Problem statement
Your reply should be one number: how many lines of the records below contain the string "Tresorit".

Data to use
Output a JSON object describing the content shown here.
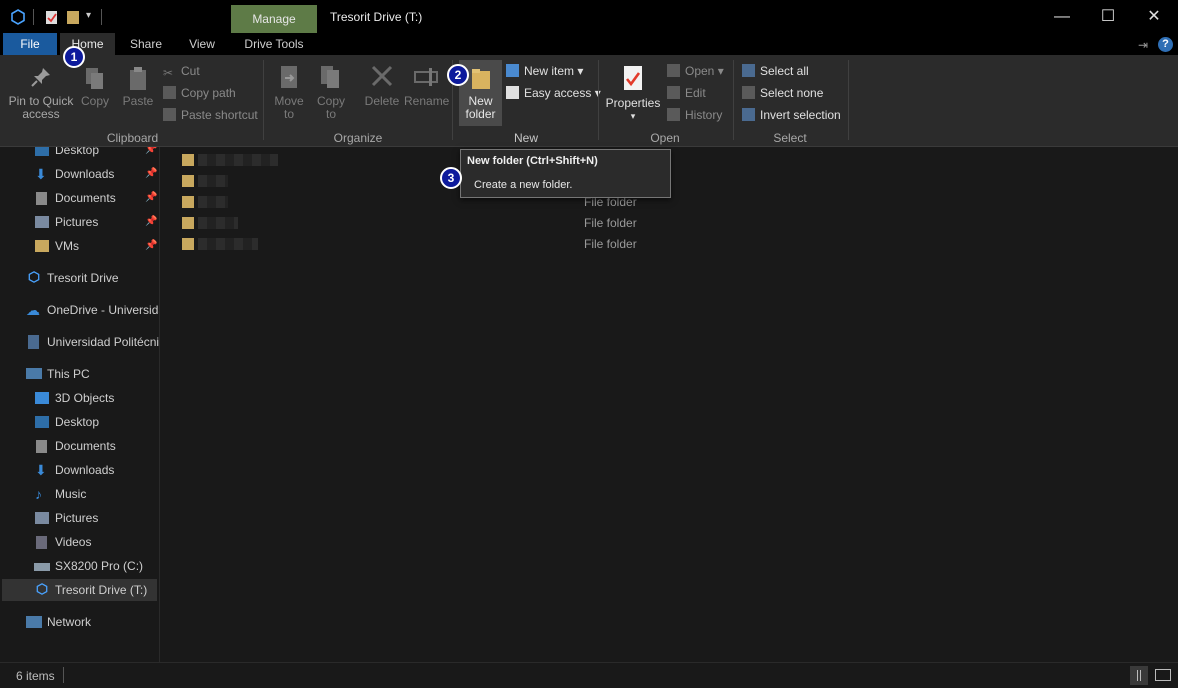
{
  "window": {
    "context_tab": "Manage",
    "title": "Tresorit Drive (T:)",
    "minimize": "—",
    "maximize": "☐",
    "close": "✕"
  },
  "tabs": {
    "file": "File",
    "home": "Home",
    "share": "Share",
    "view": "View",
    "drive_tools": "Drive Tools",
    "help": "?"
  },
  "ribbon": {
    "clipboard": {
      "pin": "Pin to Quick access",
      "pin_line1": "Pin to Quick",
      "pin_line2": "access",
      "copy": "Copy",
      "paste": "Paste",
      "cut": "Cut",
      "copy_path": "Copy path",
      "paste_shortcut": "Paste shortcut",
      "label": "Clipboard"
    },
    "organize": {
      "move_to": "Move",
      "move_to_2": "to",
      "copy_to": "Copy",
      "copy_to_2": "to",
      "delete": "Delete",
      "rename": "Rename",
      "label": "Organize"
    },
    "new": {
      "new_folder_1": "New",
      "new_folder_2": "folder",
      "new_item": "New item",
      "easy_access": "Easy access",
      "label": "New"
    },
    "open": {
      "properties": "Properties",
      "open": "Open",
      "edit": "Edit",
      "history": "History",
      "label": "Open"
    },
    "select": {
      "select_all": "Select all",
      "select_none": "Select none",
      "invert": "Invert selection",
      "label": "Select"
    }
  },
  "nav": {
    "quick_access": [
      "Desktop",
      "Downloads",
      "Documents",
      "Pictures",
      "VMs"
    ],
    "tresorit": "Tresorit Drive",
    "onedrive": "OneDrive - Universida",
    "university": "Universidad Politécni",
    "this_pc": "This PC",
    "pc_items": [
      "3D Objects",
      "Desktop",
      "Documents",
      "Downloads",
      "Music",
      "Pictures",
      "Videos",
      "SX8200 Pro (C:)",
      "Tresorit Drive (T:)"
    ],
    "network": "Network"
  },
  "files": {
    "type_label": "File folder"
  },
  "tooltip": {
    "title": "New folder (Ctrl+Shift+N)",
    "description": "Create a new folder."
  },
  "status": {
    "count": "6 items"
  },
  "badges": [
    "1",
    "2",
    "3"
  ],
  "colors": {
    "accent_file_tab": "#1a5a9e",
    "manage_tab": "#5e7b47",
    "badge": "#0d1a9c",
    "folder": "#c8a85e"
  }
}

Problem solution
3